(Aim of the exercise)
Go through each line of the records below and count those with the word "warning"; give only the total.

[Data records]
=== Section Start ===

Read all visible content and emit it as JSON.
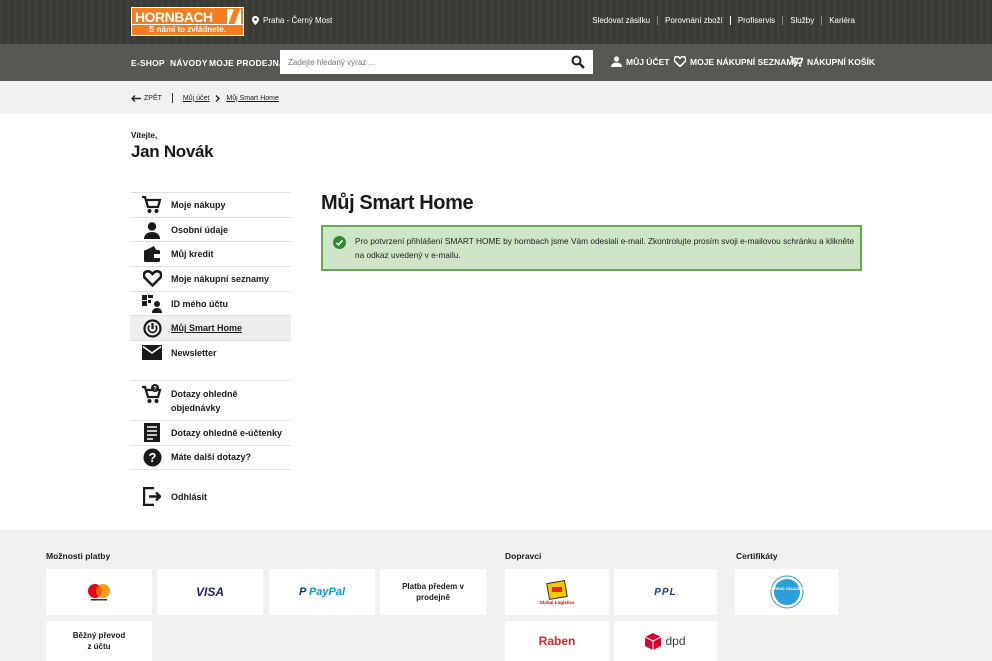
{
  "header": {
    "logo_text": "HORNBACH",
    "logo_slogan": "S námi to zvládnete.",
    "store": "Praha - Černý Most",
    "links": [
      "Sledovat zásilku",
      "Porovnání zboží",
      "Profiservis",
      "Služby",
      "Kariéra"
    ]
  },
  "nav": {
    "items": [
      "E-SHOP",
      "NÁVODY",
      "MOJE PRODEJNA"
    ],
    "search_placeholder": "Zadejte hledaný výraz ...",
    "account": "MŮJ ÚČET",
    "lists": "MOJE NÁKUPNÍ SEZNAMY",
    "cart": "NÁKUPNÍ KOŠÍK"
  },
  "breadcrumb": {
    "back": "ZPĚT",
    "items": [
      "Můj účet",
      "Můj Smart Home"
    ]
  },
  "welcome": {
    "greeting": "Vítejte,",
    "name": "Jan Novák"
  },
  "sidebar": {
    "items": [
      {
        "label": "Moje nákupy",
        "icon": "cart-icon"
      },
      {
        "label": "Osobní údaje",
        "icon": "user-icon"
      },
      {
        "label": "Můj kredit",
        "icon": "wallet-icon"
      },
      {
        "label": "Moje nákupní seznamy",
        "icon": "heart-icon"
      },
      {
        "label": "ID mého účtu",
        "icon": "id-card-icon"
      },
      {
        "label": "Můj Smart Home",
        "icon": "power-icon"
      },
      {
        "label": "Newsletter",
        "icon": "envelope-icon"
      }
    ],
    "help_items": [
      {
        "label": "Dotazy ohledně objednávky",
        "icon": "cart-question-icon"
      },
      {
        "label": "Dotazy ohledně e-účtenky",
        "icon": "receipt-icon"
      },
      {
        "label": "Máte další dotazy?",
        "icon": "question-icon"
      }
    ],
    "logout": "Odhlásit"
  },
  "main": {
    "title": "Můj Smart Home",
    "notice": "Pro potvrzení přihlášení SMART HOME by hornbach jsme Vám odeslali e-mail. Zkontrolujte prosím svoji e-mailovou schránku a klikněte na odkaz uvedený v e-mailu."
  },
  "footer": {
    "payment_heading": "Možnosti platby",
    "carriers_heading": "Dopravci",
    "certificates_heading": "Certifikáty",
    "payments": [
      "VISA",
      "PayPal",
      "Platba předem v prodejně",
      "Běžný převod z účtu"
    ],
    "carriers": [
      "Global Logistics",
      "PPL",
      "Raben",
      "dpd"
    ],
    "certificate": "OVĚŘENO ZÁKAZNÍKY"
  },
  "colors": {
    "brand_orange": "#f47d20",
    "top_bar": "#3b3b38",
    "nav_bar": "#575753",
    "notice_bg": "#cfe5c7",
    "notice_border": "#6aa84f"
  }
}
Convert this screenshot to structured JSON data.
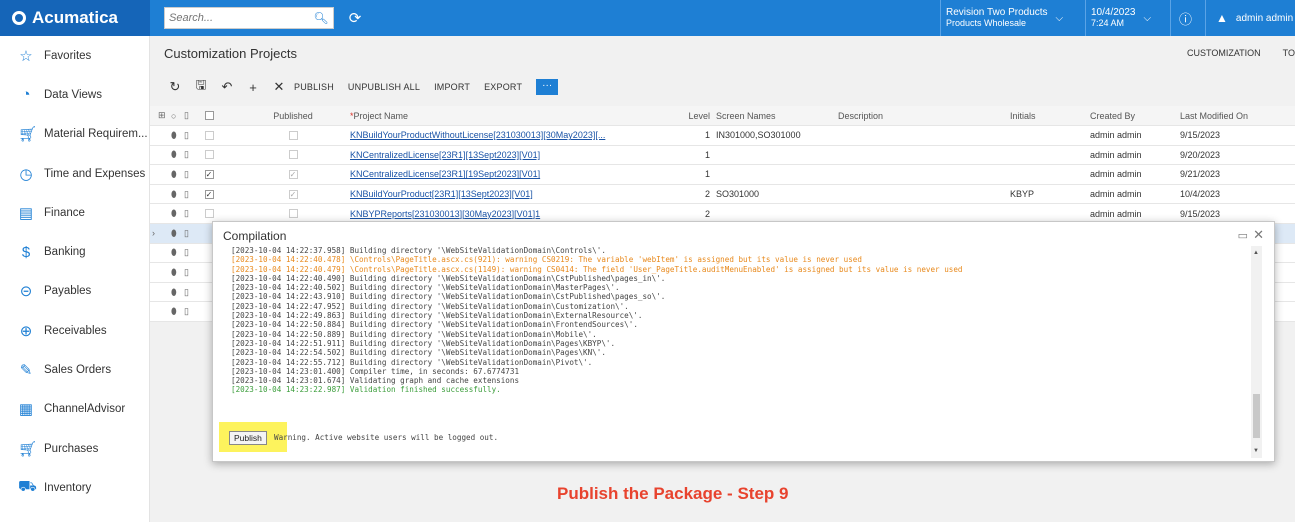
{
  "topbar": {
    "app_name": "Acumatica",
    "search_placeholder": "Search...",
    "company_line1": "Revision Two Products",
    "company_line2": "Products Wholesale",
    "date": "10/4/2023",
    "time": "7:24 AM",
    "user": "admin admin"
  },
  "sidebar": {
    "items": [
      {
        "label": "Favorites",
        "icon": "star-icon"
      },
      {
        "label": "Data Views",
        "icon": "pie-chart-icon"
      },
      {
        "label": "Material Requirem...",
        "icon": "cart-icon"
      },
      {
        "label": "Time and Expenses",
        "icon": "clock-icon"
      },
      {
        "label": "Finance",
        "icon": "calculator-icon"
      },
      {
        "label": "Banking",
        "icon": "dollar-icon"
      },
      {
        "label": "Payables",
        "icon": "minus-circle-icon"
      },
      {
        "label": "Receivables",
        "icon": "plus-circle-icon"
      },
      {
        "label": "Sales Orders",
        "icon": "pencil-icon"
      },
      {
        "label": "ChannelAdvisor",
        "icon": "grid-icon"
      },
      {
        "label": "Purchases",
        "icon": "cart-icon"
      },
      {
        "label": "Inventory",
        "icon": "truck-icon"
      }
    ]
  },
  "main": {
    "title": "Customization Projects",
    "top_links": [
      "CUSTOMIZATION",
      "TO"
    ],
    "toolbar": {
      "publish": "PUBLISH",
      "unpublish_all": "UNPUBLISH ALL",
      "import": "IMPORT",
      "export": "EXPORT",
      "more": "···"
    }
  },
  "grid": {
    "headers": {
      "published": "Published",
      "project_name": "Project Name",
      "level": "Level",
      "screen_names": "Screen Names",
      "description": "Description",
      "initials": "Initials",
      "created_by": "Created By",
      "last_modified": "Last Modified On"
    },
    "rows": [
      {
        "checked": false,
        "published": false,
        "name": "KNBuildYourProductWithoutLicense[231030013][30May2023][...",
        "level": "1",
        "screens": "IN301000,SO301000",
        "initials": "",
        "created_by": "admin admin",
        "modified": "9/15/2023"
      },
      {
        "checked": false,
        "published": false,
        "name": "KNCentralizedLicense[23R1][13Sept2023][V01]",
        "level": "1",
        "screens": "",
        "initials": "",
        "created_by": "admin admin",
        "modified": "9/20/2023"
      },
      {
        "checked": true,
        "published": true,
        "name": "KNCentralizedLicense[23R1][19Sept2023][V01]",
        "level": "1",
        "screens": "",
        "initials": "",
        "created_by": "admin admin",
        "modified": "9/21/2023"
      },
      {
        "checked": true,
        "published": true,
        "name": "KNBuildYourProduct[23R1][13Sept2023][V01]",
        "level": "2",
        "screens": "SO301000",
        "initials": "KBYP",
        "created_by": "admin admin",
        "modified": "10/4/2023"
      },
      {
        "checked": false,
        "published": false,
        "name": "KNBYPReports[231030013][30May2023][V01]1",
        "level": "2",
        "screens": "",
        "initials": "",
        "created_by": "admin admin",
        "modified": "9/15/2023"
      }
    ]
  },
  "dialog": {
    "title": "Compilation",
    "log": [
      {
        "t": "[2023-10-04 14:22:37.958] Building directory '\\WebSiteValidationDomain\\Controls\\'.",
        "k": "n"
      },
      {
        "t": "[2023-10-04 14:22:40.478] \\Controls\\PageTitle.ascx.cs(921): warning CS0219: The variable 'webItem' is assigned but its value is never used",
        "k": "w"
      },
      {
        "t": "[2023-10-04 14:22:40.479] \\Controls\\PageTitle.ascx.cs(1149): warning CS0414: The field 'User_PageTitle.auditMenuEnabled' is assigned but its value is never used",
        "k": "w"
      },
      {
        "t": "[2023-10-04 14:22:40.490] Building directory '\\WebSiteValidationDomain\\CstPublished\\pages_in\\'.",
        "k": "n"
      },
      {
        "t": "[2023-10-04 14:22:40.502] Building directory '\\WebSiteValidationDomain\\MasterPages\\'.",
        "k": "n"
      },
      {
        "t": "[2023-10-04 14:22:43.910] Building directory '\\WebSiteValidationDomain\\CstPublished\\pages_so\\'.",
        "k": "n"
      },
      {
        "t": "[2023-10-04 14:22:47.952] Building directory '\\WebSiteValidationDomain\\Customization\\'.",
        "k": "n"
      },
      {
        "t": "[2023-10-04 14:22:49.863] Building directory '\\WebSiteValidationDomain\\ExternalResource\\'.",
        "k": "n"
      },
      {
        "t": "[2023-10-04 14:22:50.884] Building directory '\\WebSiteValidationDomain\\FrontendSources\\'.",
        "k": "n"
      },
      {
        "t": "[2023-10-04 14:22:50.889] Building directory '\\WebSiteValidationDomain\\Mobile\\'.",
        "k": "n"
      },
      {
        "t": "[2023-10-04 14:22:51.911] Building directory '\\WebSiteValidationDomain\\Pages\\KBYP\\'.",
        "k": "n"
      },
      {
        "t": "[2023-10-04 14:22:54.502] Building directory '\\WebSiteValidationDomain\\Pages\\KN\\'.",
        "k": "n"
      },
      {
        "t": "[2023-10-04 14:22:55.712] Building directory '\\WebSiteValidationDomain\\Pivot\\'.",
        "k": "n"
      },
      {
        "t": "[2023-10-04 14:23:01.400] Compiler time, in seconds: 67.6774731",
        "k": "n"
      },
      {
        "t": "[2023-10-04 14:23:01.674] Validating graph and cache extensions",
        "k": "n"
      },
      {
        "t": "[2023-10-04 14:23:22.987] Validation finished successfully.",
        "k": "s"
      }
    ],
    "publish_label": "Publish",
    "warning": "Warning. Active website users will be logged out."
  },
  "caption": "Publish the Package - Step 9",
  "colors": {
    "brand": "#1e7fd4",
    "highlight": "#fdf35d",
    "caption": "#e8432e",
    "warning": "#e8891c",
    "success": "#3b9d3b"
  }
}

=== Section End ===

(Output of the exercise)
4